The commander of the United Arab Emirates Air Force is in Israel on a first and historic high-level military visit that signals how quickly bilateral ties between the two nations have evolved in just over a year since signing the Abraham Accords.
Israel Air Force Commander Amikam Norkin welcomed his Emirati counterpart, Major-Gen. Ibrahim Nasser Mohammed al-Alawi, who received an honor guard at the Palmachim Air Force Base in central Israel.
“I thank you, commander of the Emirati Air Force, for your willingness to come to Israel. This is a historic and important day for cooperation between the air forces,” the Israeli Air Force commander said.
The Emiratis are interested in acquiring the advanced fifth-generation U.S. F35 fighter jet and former U.S. President Donald Trump reportedly offered to deliver the planes as part of the historic Arab-Israeli Abraham Accords in 2020. The Israel Air Force is currently the only Middle Eastern air force with operational F35 fighter jets and was reportedly the first air force in the world to deploy the new advanced fighter jet in battle in 2018.
Norkin invited his Emirati counterpart as a guest during Blue Flag, the largest-ever multinational military aerial exercise hosted by the Jewish state. The Blue Flag exercise, which has been organized every second year in the Israeli Negev Desert since 2013, keeps growing. The current Israeli-led international war-game simulation exercise includes more than 70 fighter jets and 1,500 air force personnel from around the world including the United States, Germany, France, United Kingdom and India.
Brigadier-Gen. Amir Lazar, head of the Israel Air Force Training and Doctrine Division, the event organizer, stressed the importance of hosting a large-scale international aerial exercise in Israel.

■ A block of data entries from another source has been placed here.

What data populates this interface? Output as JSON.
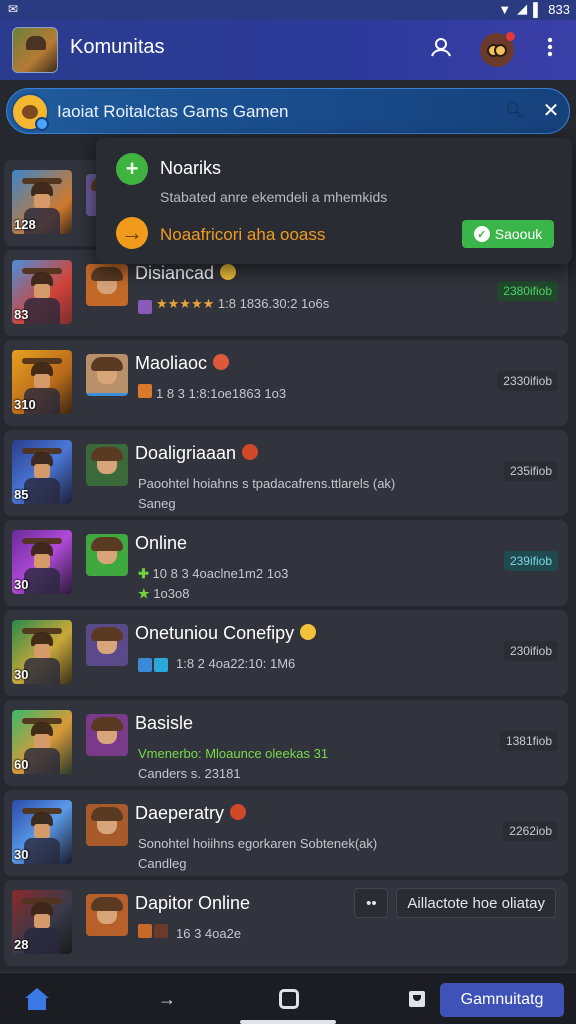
{
  "status": {
    "time": "833"
  },
  "appbar": {
    "title": "Komunitas"
  },
  "search": {
    "query": "Iaoiat Roitalctas Gams Gamen"
  },
  "popup": {
    "title": "Noariks",
    "subtitle": "Stabated anre ekemdeli a mhemkids",
    "warning": "Noaafricori aha ooass",
    "button": "Saoouk"
  },
  "list": [
    {
      "name": "",
      "line1": "",
      "line2": "",
      "badge": "",
      "num": "128"
    },
    {
      "name": "Disiancad",
      "line1": "1:8 1836.30:2 1o6s",
      "line2": "",
      "badge": "2380ifiob",
      "num": "83",
      "stars": "★★★★★"
    },
    {
      "name": "Maoliaoc",
      "line1": "1 8 3 1:8:1oe1863 1o3",
      "line2": "",
      "badge": "2330ifiob",
      "num": "310"
    },
    {
      "name": "Doaligriaaan",
      "line1": "Paoohtel hoiahns s tpadacafrens.ttlarels (ak)",
      "line2": "Saneg",
      "badge": "235ifiob",
      "num": "85"
    },
    {
      "name": "Online",
      "line1": "10 8 3 4oaclne1m2 1o3",
      "line2": "1o3o8",
      "badge": "239ifiob",
      "num": "30"
    },
    {
      "name": "Onetuniou Conefipy",
      "line1": "1:8 2 4oa22:10: 1M6",
      "line2": "",
      "badge": "230ifiob",
      "num": "30"
    },
    {
      "name": "Basisle",
      "line1": "Vmenerbo: Mloaunce oleekas 31",
      "line2": "Canders s. 23181",
      "badge": "1381fiob",
      "num": "60"
    },
    {
      "name": "Daeperatry",
      "line1": "Sonohtel hoiihns egorkaren Sobtenek(ak)",
      "line2": "Candleg",
      "badge": "2262iob",
      "num": "30"
    },
    {
      "name": "Dapitor Online",
      "line1": "16 3 4oa2e",
      "line2": "",
      "badge": "",
      "num": "28"
    }
  ],
  "last_actions": {
    "small": "••",
    "label": "Aillactote hoe oliatay"
  },
  "bottom": {
    "primary": "Gamnuitatg"
  },
  "colors": {
    "accent": "#3e52b8",
    "green": "#3ab54a",
    "orange": "#f29a1f",
    "appbar": "#2b3c8e"
  }
}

“We believe that holding the exercise has great strategic value for the Israeli Air Force and the State of Israel. As part of the exercise, we are hosting a day for senior officials on Tuesday, in which 11 air force chiefs from around the world will take part, including – for the first time – the head of the United Arab Emirates air force,” Lazar said.
In April, Israeli and Emirati fighter jets flew together for the first time during an international aerial exercise held in Greece.
Israel and the UAE both perceive the Iranian regime as a threat to peace and security in the Middle East. Israel reportedly recently approved $1.5 billion budget for a potential military strike on Iran’s nuclear sites. In addition, The Times of Israel reported on Monday that the Israel Air Force would resume training for this complex and risky military mission at the beginning of 2022. Some parts of Israel’s secret strike plan against Iran would reportedly become operational shortly while others would take longer to prepare, possibly a year or more.
The strikes against Iran’s nuclear sites are widely considered far more complex than Israel’s previous successful strikes against Iraq’s nuclear site in 1981 and against the Syrian nuclear site in 2007. Since the Iranian sites are spread out, fortified and to a large extent underground, it is unlikely that they could be taken out during one single military operation as was the case in Iraq and Syria. In addition, Israel needs to prepare itself for Iran’s advanced aerial defenses and missile attacks from its regional terrorist proxies such as Hezbollah in Lebanon and pro-Iranian militias in Syria, Iraq and Yemen.
With Iran repeatedly calling for the Jewish state’s destruction, Israeli leaders have said they will do what is needed in order to prevent Tehran from attaining a nuclear bomb.
“Iran’s nuclear program has hit a watershed moment, and so has our tolerance,” Israeli Prime Minister Naftali Bennett said during his United Nations speech in September. “Words do not stop centrifuges from spinning… We will not allow Iran to acquire a nuclear weapon.”
The All Israel News Staff is a team of journalists in Israel.